European countries also recognize the importance of WB broadcasting and have established systems to provide weather information to their citizens. Each country has its own designated frequencies for WB channels, ensuring that the information is tailored to local needs.
Countries in Europe often collaborate in sharing weather data and improving coordination during emergencies. The European meteorological community strives for harmonization of practices, making use of the same frequency bands, and broadcasting weather warnings and alerts in multiple languages where necessary. This enables seamless communication and cooperation across borders to enhance public safety.
WB in Developing Nations
In developing nations, WB radios serve as indispensable tools for weather information dissemination and emergency communication. In regions where access to television or the internet is limited, WB radios provide a reliable and accessible source of weather updates.
Governments and non-governmental organizations often play a crucial role in establishing and maintaining WB broadcasting infrastructure in these areas. International partnerships and collaborations offer support and resources to ensure that communities in developing nations can benefit from timely weather information, enabling them to better prepare for natural disasters and mitigate associated risks.
Future of WB Radio
Challenges and Opportunities
While WB radio has proven to be a valuable resource, both current challenges and future opportunities exist for its continued development and relevance. One of the challenges is ensuring accessibility in all regions, particularly in remote and underserved areas. Efforts must be made to enhance coverage and provide affordable WB radios to these communities.
Technological advancements also present opportunities for innovation in WB radios.
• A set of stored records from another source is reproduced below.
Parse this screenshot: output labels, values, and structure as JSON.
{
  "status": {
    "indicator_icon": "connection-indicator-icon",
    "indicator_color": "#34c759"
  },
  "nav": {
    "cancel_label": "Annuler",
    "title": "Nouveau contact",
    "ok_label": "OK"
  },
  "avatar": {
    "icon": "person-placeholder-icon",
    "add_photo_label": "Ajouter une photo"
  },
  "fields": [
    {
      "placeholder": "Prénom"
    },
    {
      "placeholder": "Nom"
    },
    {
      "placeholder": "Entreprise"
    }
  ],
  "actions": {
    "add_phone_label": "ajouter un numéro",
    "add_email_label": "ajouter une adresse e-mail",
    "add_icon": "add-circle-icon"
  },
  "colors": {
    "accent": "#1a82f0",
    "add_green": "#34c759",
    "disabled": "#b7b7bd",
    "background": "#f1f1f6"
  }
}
The integration of artificial intelligence and machine learning can enhance weather forecasting capabilities and tailor weather information to individual users’ specific needs. Additionally, the utilization of mobile networks and internet connectivity can further expand the reach and functionality of WB radios.
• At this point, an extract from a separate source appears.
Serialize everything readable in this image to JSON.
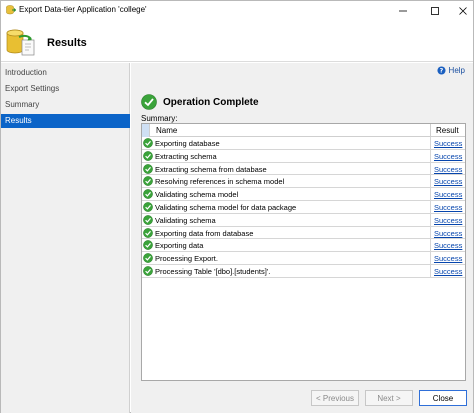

Potential Advances in WB Technology
Advances in technology can potentially improve the range and reliability of WB radios. The development of low-power and long-range transmitting systems could extend the coverage area, allowing users in previously inaccessible regions to benefit from WB broadcasting.
Moreover, the incorporation of real-time data from ground-based sensors, weather satellites, and unmanned aerial systems (UAS) can enhance the accuracy and timeliness of weather information provided through WB channels. Increased automation and intelligent systems offer the promise of more precise and rapid weather updates, aiding in emergency preparedness and response.
Continued Relevance of WB
Despite the growth of digital platforms and the availability of weather information through various sources, the unique features and capabilities of WB radio ensure its continued relevance. The ability to provide localized and real-time updates during emergencies, even when other communication networks are compromised, makes WB an invaluable tool for public safety.
Furthermore, WB radios cater to the needs of diverse populations, including individuals without internet access or those facing language barriers. The inclusivity and accessibility of WB broadcasting contribute to its enduring importance in supporting critical communication during weather events and emergencies.
In conclusion, WB on a radio refers to the Weather Band feature, which facilitates access to dedicated channels for weather information and emergency alerts. WB radios play a vital role in providing real-time weather updates, enhancing emergency preparedness, and coordinating responses during severe weather events. Advancements in technology have improved the performance and reach of WB radios, ensuring the reliability and accessibility of weather information. The international coordination and harmonization of standards further support global communication and collaboration. As we look to the future, WB radio continues to evolve and adapt, leveraging emerging technologies to enhance its capabilities and maintain its relevance in the face of changing communication landscapes.